What to work on: Print the whole listing, keeping every line exactly as given.

Source material:

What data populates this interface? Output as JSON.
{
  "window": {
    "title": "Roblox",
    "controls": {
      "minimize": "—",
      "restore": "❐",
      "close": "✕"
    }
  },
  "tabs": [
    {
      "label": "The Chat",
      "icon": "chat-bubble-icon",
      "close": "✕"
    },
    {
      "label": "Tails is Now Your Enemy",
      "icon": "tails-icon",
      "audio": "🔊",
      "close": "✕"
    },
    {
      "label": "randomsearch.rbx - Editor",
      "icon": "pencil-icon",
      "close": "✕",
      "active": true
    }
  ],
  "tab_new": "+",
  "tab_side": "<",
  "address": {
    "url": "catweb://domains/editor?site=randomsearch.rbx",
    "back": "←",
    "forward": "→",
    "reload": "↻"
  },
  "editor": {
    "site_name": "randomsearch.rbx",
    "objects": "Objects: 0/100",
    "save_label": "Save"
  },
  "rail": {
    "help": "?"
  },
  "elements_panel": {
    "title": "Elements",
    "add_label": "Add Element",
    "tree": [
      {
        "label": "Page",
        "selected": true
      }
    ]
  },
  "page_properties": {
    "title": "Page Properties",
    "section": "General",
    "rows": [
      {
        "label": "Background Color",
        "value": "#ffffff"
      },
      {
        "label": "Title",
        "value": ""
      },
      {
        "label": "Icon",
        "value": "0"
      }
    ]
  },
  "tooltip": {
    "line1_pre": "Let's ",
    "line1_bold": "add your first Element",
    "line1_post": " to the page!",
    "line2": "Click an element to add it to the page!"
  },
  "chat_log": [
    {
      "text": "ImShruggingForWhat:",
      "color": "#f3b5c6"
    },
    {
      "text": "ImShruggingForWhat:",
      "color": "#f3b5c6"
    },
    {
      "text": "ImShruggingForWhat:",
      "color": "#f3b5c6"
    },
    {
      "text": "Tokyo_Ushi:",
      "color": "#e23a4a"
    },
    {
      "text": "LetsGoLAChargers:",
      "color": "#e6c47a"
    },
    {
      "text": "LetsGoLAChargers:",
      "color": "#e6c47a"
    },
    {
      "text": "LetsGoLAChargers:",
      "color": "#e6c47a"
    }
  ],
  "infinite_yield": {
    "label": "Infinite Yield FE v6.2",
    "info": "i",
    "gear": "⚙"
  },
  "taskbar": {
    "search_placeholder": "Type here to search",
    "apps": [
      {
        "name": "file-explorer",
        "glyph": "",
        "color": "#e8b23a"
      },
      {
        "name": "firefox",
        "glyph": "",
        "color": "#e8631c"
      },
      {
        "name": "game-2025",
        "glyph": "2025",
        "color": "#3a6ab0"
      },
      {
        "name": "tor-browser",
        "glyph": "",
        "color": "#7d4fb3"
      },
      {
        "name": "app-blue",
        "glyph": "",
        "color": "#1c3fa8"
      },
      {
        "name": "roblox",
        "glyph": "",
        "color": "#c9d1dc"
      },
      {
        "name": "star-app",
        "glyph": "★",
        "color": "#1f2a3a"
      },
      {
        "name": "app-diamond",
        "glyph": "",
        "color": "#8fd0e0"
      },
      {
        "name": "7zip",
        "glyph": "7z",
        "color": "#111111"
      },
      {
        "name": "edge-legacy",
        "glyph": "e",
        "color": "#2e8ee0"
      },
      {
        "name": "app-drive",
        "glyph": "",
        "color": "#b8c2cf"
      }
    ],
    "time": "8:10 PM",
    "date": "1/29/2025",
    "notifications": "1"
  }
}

Solved problem:
What data populates this interface? Output as JSON.
{
  "window": {
    "title": "Roblox",
    "controls": {
      "minimize": "—",
      "restore": "❐",
      "close": "✕"
    }
  },
  "tabs": [
    {
      "label": "The Chat",
      "icon": "chat-bubble-icon",
      "close": "✕"
    },
    {
      "label": "Tails is Now Your Enemy",
      "icon": "tails-icon",
      "audio": "🔊",
      "close": "✕"
    },
    {
      "label": "randomsearch.rbx - Editor",
      "icon": "pencil-icon",
      "close": "✕",
      "active": true
    }
  ],
  "tab_new": "+",
  "tab_side": "<",
  "address": {
    "url": "catweb://domains/editor?site=randomsearch.rbx",
    "back": "←",
    "forward": "→",
    "reload": "↻"
  },
  "editor": {
    "site_name": "randomsearch.rbx",
    "objects": "Objects: 0/100",
    "save_label": "Save"
  },
  "rail": {
    "help": "?"
  },
  "elements_panel": {
    "title": "Elements",
    "add_label": "Add Element",
    "tree": [
      {
        "label": "Page",
        "selected": true
      }
    ]
  },
  "page_properties": {
    "title": "Page Properties",
    "section": "General",
    "rows": [
      {
        "label": "Background Color",
        "value": "#ffffff"
      },
      {
        "label": "Title",
        "value": ""
      },
      {
        "label": "Icon",
        "value": "0"
      }
    ]
  },
  "tooltip": {
    "line1_pre": "Let's ",
    "line1_bold": "add your first Element",
    "line1_post": " to the page!",
    "line2": "Click an element to add it to the page!"
  },
  "chat_log": [
    {
      "text": "ImShruggingForWhat:",
      "color": "#f3b5c6"
    },
    {
      "text": "ImShruggingForWhat:",
      "color": "#f3b5c6"
    },
    {
      "text": "ImShruggingForWhat:",
      "color": "#f3b5c6"
    },
    {
      "text": "Tokyo_Ushi:",
      "color": "#e23a4a"
    },
    {
      "text": "LetsGoLAChargers:",
      "color": "#e6c47a"
    },
    {
      "text": "LetsGoLAChargers:",
      "color": "#e6c47a"
    },
    {
      "text": "LetsGoLAChargers:",
      "color": "#e6c47a"
    }
  ],
  "infinite_yield": {
    "label": "Infinite Yield FE v6.2",
    "info": "i",
    "gear": "⚙"
  },
  "taskbar": {
    "search_placeholder": "Type here to search",
    "apps": [
      {
        "name": "file-explorer",
        "glyph": "",
        "color": "#e8b23a"
      },
      {
        "name": "firefox",
        "glyph": "",
        "color": "#e8631c"
      },
      {
        "name": "game-2025",
        "glyph": "2025",
        "color": "#3a6ab0"
      },
      {
        "name": "tor-browser",
        "glyph": "",
        "color": "#7d4fb3"
      },
      {
        "name": "app-blue",
        "glyph": "",
        "color": "#1c3fa8"
      },
      {
        "name": "roblox",
        "glyph": "",
        "color": "#c9d1dc"
      },
      {
        "name": "star-app",
        "glyph": "★",
        "color": "#1f2a3a"
      },
      {
        "name": "app-diamond",
        "glyph": "",
        "color": "#8fd0e0"
      },
      {
        "name": "7zip",
        "glyph": "7z",
        "color": "#111111"
      },
      {
        "name": "edge-legacy",
        "glyph": "e",
        "color": "#2e8ee0"
      },
      {
        "name": "app-drive",
        "glyph": "",
        "color": "#b8c2cf"
      }
    ],
    "time": "8:10 PM",
    "date": "1/29/2025",
    "notifications": "1"
  }
}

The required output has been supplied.